### [Required action]
In the entries below, every line that contains "desc" must be located and copied.

__________________________________________________

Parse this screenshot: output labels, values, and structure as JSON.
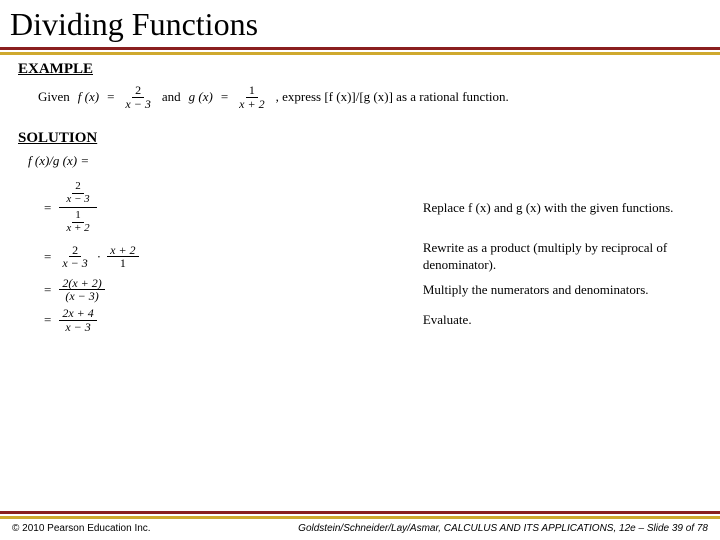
{
  "title": "Dividing Functions",
  "headings": {
    "example": "EXAMPLE",
    "solution": "SOLUTION"
  },
  "given": {
    "given_word": "Given",
    "f_lhs": "f (x)",
    "f_num": "2",
    "f_den": "x − 3",
    "and_word": "and",
    "g_lhs": "g (x)",
    "g_num": "1",
    "g_den": "x + 2",
    "tail": ", express [f (x)]/[g (x)] as a rational function."
  },
  "solution_expr": "f (x)/g (x) =",
  "steps": [
    {
      "math": {
        "eq": "=",
        "outer_top_num": "2",
        "outer_top_den": "x − 3",
        "outer_bot_num": "1",
        "outer_bot_den": "x + 2"
      },
      "desc": "Replace f (x) and g (x) with the given functions."
    },
    {
      "math": {
        "eq": "=",
        "a_num": "2",
        "a_den": "x − 3",
        "dot": "·",
        "b_num": "x + 2",
        "b_den": "1"
      },
      "desc": "Rewrite as a product (multiply by reciprocal of denominator)."
    },
    {
      "math": {
        "eq": "=",
        "num": "2(x + 2)",
        "den": "(x − 3)"
      },
      "desc": "Multiply the numerators and denominators."
    },
    {
      "math": {
        "eq": "=",
        "num": "2x + 4",
        "den": "x − 3"
      },
      "desc": "Evaluate."
    }
  ],
  "footer": {
    "left": "© 2010 Pearson Education Inc.",
    "right": "Goldstein/Schneider/Lay/Asmar, CALCULUS AND ITS APPLICATIONS, 12e – Slide 39 of 78"
  }
}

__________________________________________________

### [Reply]
      "desc": "Replace f (x) and g (x) with the given functions."
      "desc": "Rewrite as a product (multiply by reciprocal of denominator)."
      "desc": "Multiply the numerators and denominators."
      "desc": "Evaluate."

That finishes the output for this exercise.